Middle school students with attention deficit hyperactivity disorder (ADHD) and other common disabilities benefited from syllable skills instruction in syllable patterns and syllabication steps and rules, according to a study in Literacy Research and Instruction.
Students who received syllable skills instruction scored higher in word identification, word attack and reading comprehension than students in the control group as a result of the six-month study, the researchers write.
“Teaching syllable skills provides students with the tools to divide words into chunks that are consistent with chunking strategies used in dictionaries,” the researchers write. “Research suggests that successful readers rely on letter-sound correspondences and chunking strategies to identify unknown words, while struggling readers use contextual clues and pictures to identify unknown words.”
A total of 83 6th, 7th and 8th grade students from three schools in North Carolina participated in the study. Students failed the North Carolina End-of-Grade examination in reading for the previous school year and had an identified disability. Four of the 5 teachers who participated taught both the treatment and the control groups. All teachers received professional development in how to use the Syllable Skills Instruction Curriculum (SSIC) developed by the lead author of the study.
The syllables curriculum includes 60 mini-lessons addressing specific syllable skills. Each mini -lesson takes about 15 minutes to complete. Both control and treatment groups received the same amount of instructional time and the same core curriculum; the only difference was the use of the syllable curriculum for the intervention group.

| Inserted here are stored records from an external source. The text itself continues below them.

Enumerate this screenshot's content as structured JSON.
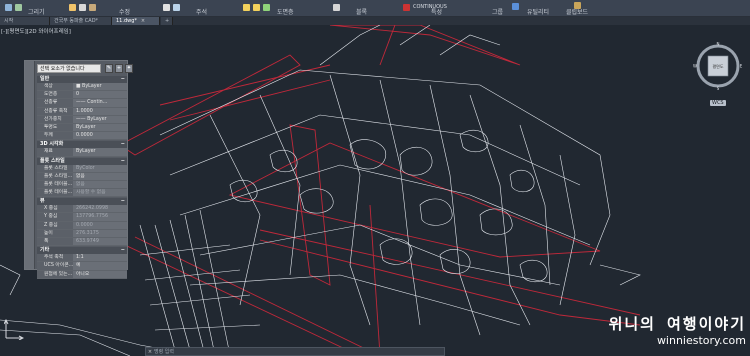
{
  "ribbon": {
    "groups": [
      {
        "label": "그리기"
      },
      {
        "label": "수정"
      },
      {
        "label": "주석"
      },
      {
        "label": "도면층"
      },
      {
        "label": "블록"
      },
      {
        "label": "특성"
      },
      {
        "label": "그룹"
      },
      {
        "label": "유틸리티"
      },
      {
        "label": "클립보드"
      }
    ],
    "layer_value": "CONTINUOUS"
  },
  "tabs": [
    {
      "label": "시작"
    },
    {
      "label": "건국부 동파출 CAD*"
    },
    {
      "label": "11.dwg*"
    }
  ],
  "viewport_label": "[-][평면도][2D 와이어프레임]",
  "viewcube": {
    "face": "평면도",
    "wcs": "WCS",
    "dir_n": "N",
    "dir_s": "S",
    "dir_e": "E",
    "dir_w": "W"
  },
  "properties": {
    "selector": "선택 요소가 없습니다",
    "buttons": [
      "✎",
      "+",
      "✦"
    ],
    "sections": [
      {
        "title": "일반",
        "rows": [
          {
            "k": "색상",
            "v": "■ ByLayer"
          },
          {
            "k": "도면층",
            "v": "0"
          },
          {
            "k": "선종류",
            "v": "—— Contin..."
          },
          {
            "k": "선종류 축척",
            "v": "1.0000"
          },
          {
            "k": "선가중치",
            "v": "—— ByLayer"
          },
          {
            "k": "투명도",
            "v": "ByLayer"
          },
          {
            "k": "두께",
            "v": "0.0000"
          }
        ]
      },
      {
        "title": "3D 시각화",
        "rows": [
          {
            "k": "재료",
            "v": "ByLayer"
          }
        ]
      },
      {
        "title": "플롯 스타일",
        "rows": [
          {
            "k": "플롯 스타일",
            "v": "ByColor",
            "dim": true
          },
          {
            "k": "플롯 스타일...",
            "v": "없음"
          },
          {
            "k": "플롯 테이블...",
            "v": "없음",
            "dim": true
          },
          {
            "k": "플롯 테이블...",
            "v": "사용할 수 없음",
            "dim": true
          }
        ]
      },
      {
        "title": "뷰",
        "rows": [
          {
            "k": "X 중심",
            "v": "266242.0998",
            "dim": true
          },
          {
            "k": "Y 중심",
            "v": "137796.7756",
            "dim": true
          },
          {
            "k": "Z 중심",
            "v": "0.0000",
            "dim": true
          },
          {
            "k": "높이",
            "v": "276.3175",
            "dim": true
          },
          {
            "k": "폭",
            "v": "633.9749",
            "dim": true
          }
        ]
      },
      {
        "title": "기타",
        "rows": [
          {
            "k": "주석 축척",
            "v": "1:1"
          },
          {
            "k": "UCS 아이콘...",
            "v": "예"
          },
          {
            "k": "원점에 있는...",
            "v": "아니오"
          }
        ]
      }
    ]
  },
  "command": {
    "placeholder": "명령 입력"
  },
  "watermark": {
    "line1": "위니의 여행이야기",
    "line2": "winniestory.com"
  },
  "colors": {
    "bg": "#212831",
    "road": "#e6eaf0",
    "boundary": "#c0283a",
    "panel": "#565b63"
  }
}
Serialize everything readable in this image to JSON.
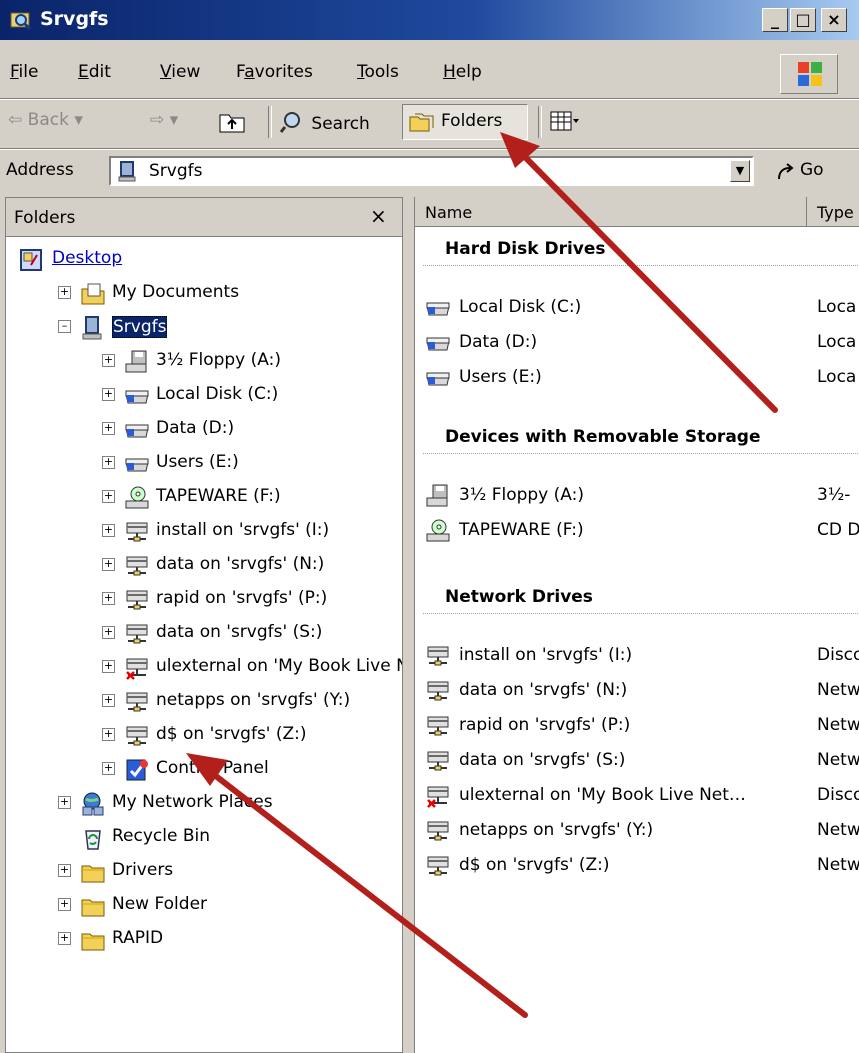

“Effects of Teaching Syllable Skills Instruction on Reading Achievement in Struggling Middle School Readers,” by Jennifer Diliberto, et al., Literacy Research and Instruction, Volume 48, 2009, pp. 14-27.